malaymailFriday, 10 Jul 2020 09:54 AM MYT
KUALA LUMPUR, July 10 — Medical experts have warned that the annual haze which normally occurs between June and October may return if neighbouring countries and Malaysia failed to control open burning.

Malaysian Public Health Physicians’ Association president Datuk Dr Zainal Ariffin Omar told English daily The Star that the haze will cause enhanced respiratory problems to Covid-19 positive risk groups such as the children and the elderly.

He said people should continue to mask up whether or not haze occurs this year as Covid-19 spreads through droplets and is not an airborne virus.

“There has been no evidence to suggest that the haze situation will increase the spread of Covid-19, so technically it’s a very remote possibility.

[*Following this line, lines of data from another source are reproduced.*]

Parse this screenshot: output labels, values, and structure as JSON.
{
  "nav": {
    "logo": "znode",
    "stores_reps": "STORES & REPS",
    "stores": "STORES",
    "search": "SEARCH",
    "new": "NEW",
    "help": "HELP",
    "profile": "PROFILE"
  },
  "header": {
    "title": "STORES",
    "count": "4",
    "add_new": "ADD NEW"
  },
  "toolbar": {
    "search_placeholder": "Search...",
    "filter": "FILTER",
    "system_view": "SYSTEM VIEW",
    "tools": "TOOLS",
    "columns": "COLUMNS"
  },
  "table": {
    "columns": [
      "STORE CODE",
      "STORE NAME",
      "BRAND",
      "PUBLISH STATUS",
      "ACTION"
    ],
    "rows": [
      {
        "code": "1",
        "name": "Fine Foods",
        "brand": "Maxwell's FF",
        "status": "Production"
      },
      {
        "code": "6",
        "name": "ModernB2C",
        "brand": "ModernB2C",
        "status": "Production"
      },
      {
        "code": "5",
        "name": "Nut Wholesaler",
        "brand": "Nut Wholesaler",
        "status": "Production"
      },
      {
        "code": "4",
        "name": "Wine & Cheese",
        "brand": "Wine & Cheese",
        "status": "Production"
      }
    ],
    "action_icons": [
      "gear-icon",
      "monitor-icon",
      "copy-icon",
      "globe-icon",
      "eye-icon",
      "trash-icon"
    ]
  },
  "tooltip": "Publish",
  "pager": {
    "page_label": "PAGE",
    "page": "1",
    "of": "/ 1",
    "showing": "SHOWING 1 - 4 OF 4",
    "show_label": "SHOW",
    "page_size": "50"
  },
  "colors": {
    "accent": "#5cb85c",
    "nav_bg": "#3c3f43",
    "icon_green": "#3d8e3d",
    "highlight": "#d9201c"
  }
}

“But because the virus spreads through droplets, using a face mask will lessen the possibility of infection.

“I would advise people to continue using a face mask, before, during and after the haze,” he said.

Meanwhile, the Environment Department air division director Mashitah Darus said Asean countries must make sure that haze does not repeat this year.

She said polluted air can increase the risk of Covid-19 infection to the general public.

“In this season, the southern part of the South-East Asian region that covers major Indonesian islands such as Sumatra and Kalimantan and Peninsular Malaysia will experience a dry season with surface temperatures above normal levels and rainfall less than other seasons.

“For this reason, the control of haze-causing forest fires should be monitored more closely for the dry season,” Mashitah told The Star.

The current state of air quality based on the Air Pollutant Index (API) reading on June 1, showed that almost all air quality in the country was at a moderate level.

The Environment Department has issued a strong warning to all landowners to monitor their land, especially in vulnerable and often burned areas such as peatlands, farms, construction sites, landfills including illegal dumping sites, forests, shrubs and industrial areas to prevent invasion by irresponsible parties resulting in open burning.

Under Section 29 (A) of the Environmental Quality Act 1974, those convicted of an open burning offence may be subject to a fine of up to RM500,000 or imprisonment of up to five years or both.

On July 1, Reuters reported that the Central Kalimantan province in Indonesia declared a state of emergency until September 28 after identifying over 700 fires.